→ Problem details: The answer must be every line from the entries below that contains "mamidesign".
[Record set]
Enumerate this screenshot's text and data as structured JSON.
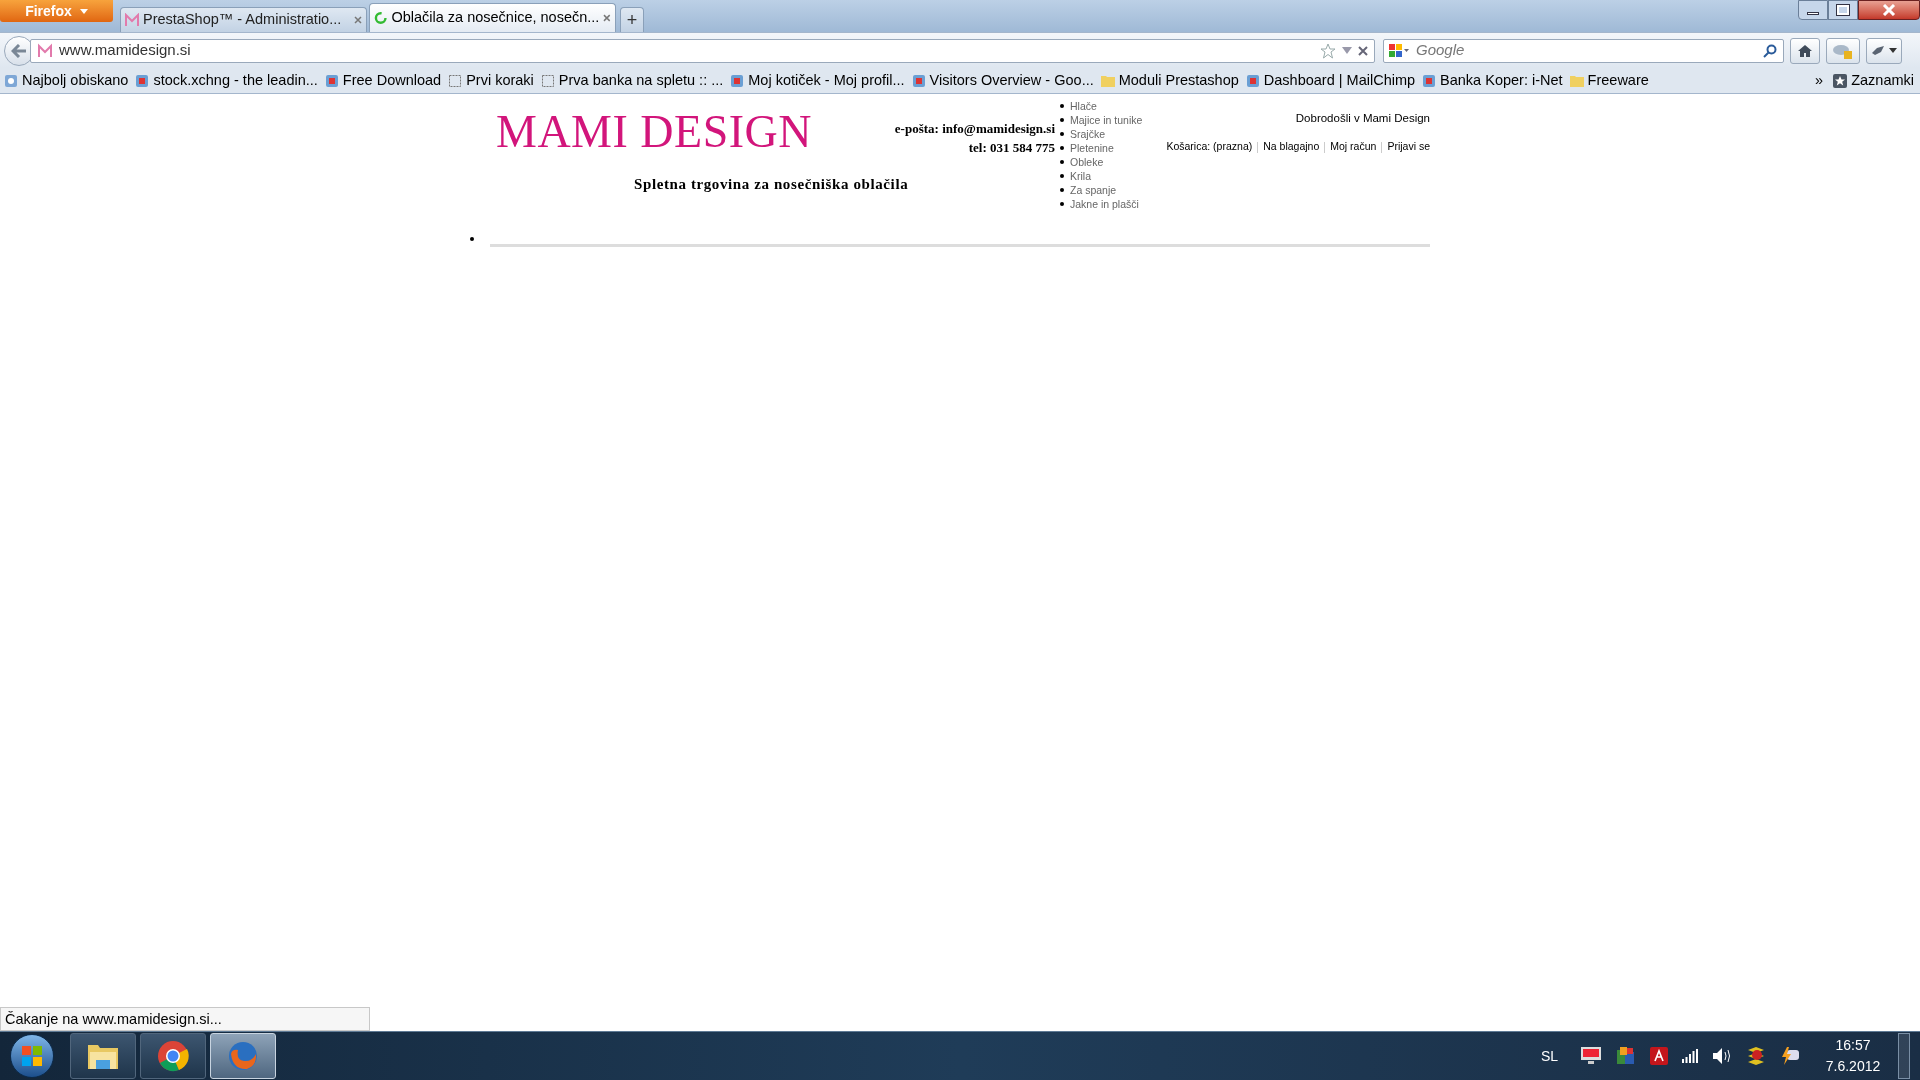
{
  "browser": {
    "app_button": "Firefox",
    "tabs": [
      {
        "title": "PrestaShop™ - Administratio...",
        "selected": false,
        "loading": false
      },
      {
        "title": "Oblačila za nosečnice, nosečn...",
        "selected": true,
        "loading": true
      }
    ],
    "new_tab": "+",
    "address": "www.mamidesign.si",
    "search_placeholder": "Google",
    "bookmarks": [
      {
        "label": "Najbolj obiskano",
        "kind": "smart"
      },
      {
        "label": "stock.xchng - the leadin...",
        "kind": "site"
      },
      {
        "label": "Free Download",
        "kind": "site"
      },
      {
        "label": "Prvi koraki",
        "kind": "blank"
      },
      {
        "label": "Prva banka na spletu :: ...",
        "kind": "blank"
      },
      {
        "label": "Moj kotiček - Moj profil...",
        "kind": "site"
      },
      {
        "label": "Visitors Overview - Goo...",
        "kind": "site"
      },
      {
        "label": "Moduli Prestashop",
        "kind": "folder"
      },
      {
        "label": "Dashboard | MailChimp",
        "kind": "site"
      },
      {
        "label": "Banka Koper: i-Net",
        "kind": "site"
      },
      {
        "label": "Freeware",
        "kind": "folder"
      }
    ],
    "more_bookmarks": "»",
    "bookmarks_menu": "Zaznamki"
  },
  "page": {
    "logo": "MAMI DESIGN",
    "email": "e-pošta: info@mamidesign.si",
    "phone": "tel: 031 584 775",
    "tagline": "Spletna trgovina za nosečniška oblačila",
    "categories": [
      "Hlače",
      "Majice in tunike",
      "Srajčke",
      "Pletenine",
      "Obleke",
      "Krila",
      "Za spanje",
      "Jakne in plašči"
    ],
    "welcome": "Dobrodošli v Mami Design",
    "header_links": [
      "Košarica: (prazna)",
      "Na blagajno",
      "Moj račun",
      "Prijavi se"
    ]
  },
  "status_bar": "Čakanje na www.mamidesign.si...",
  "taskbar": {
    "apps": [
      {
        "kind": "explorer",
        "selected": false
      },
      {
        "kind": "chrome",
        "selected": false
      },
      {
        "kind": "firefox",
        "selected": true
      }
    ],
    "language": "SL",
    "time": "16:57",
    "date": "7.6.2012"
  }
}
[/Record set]
→ Answer space:
    "address": "www.mamidesign.si",
    "email": "e-pošta: info@mamidesign.si",
  "status_bar": "Čakanje na www.mamidesign.si...",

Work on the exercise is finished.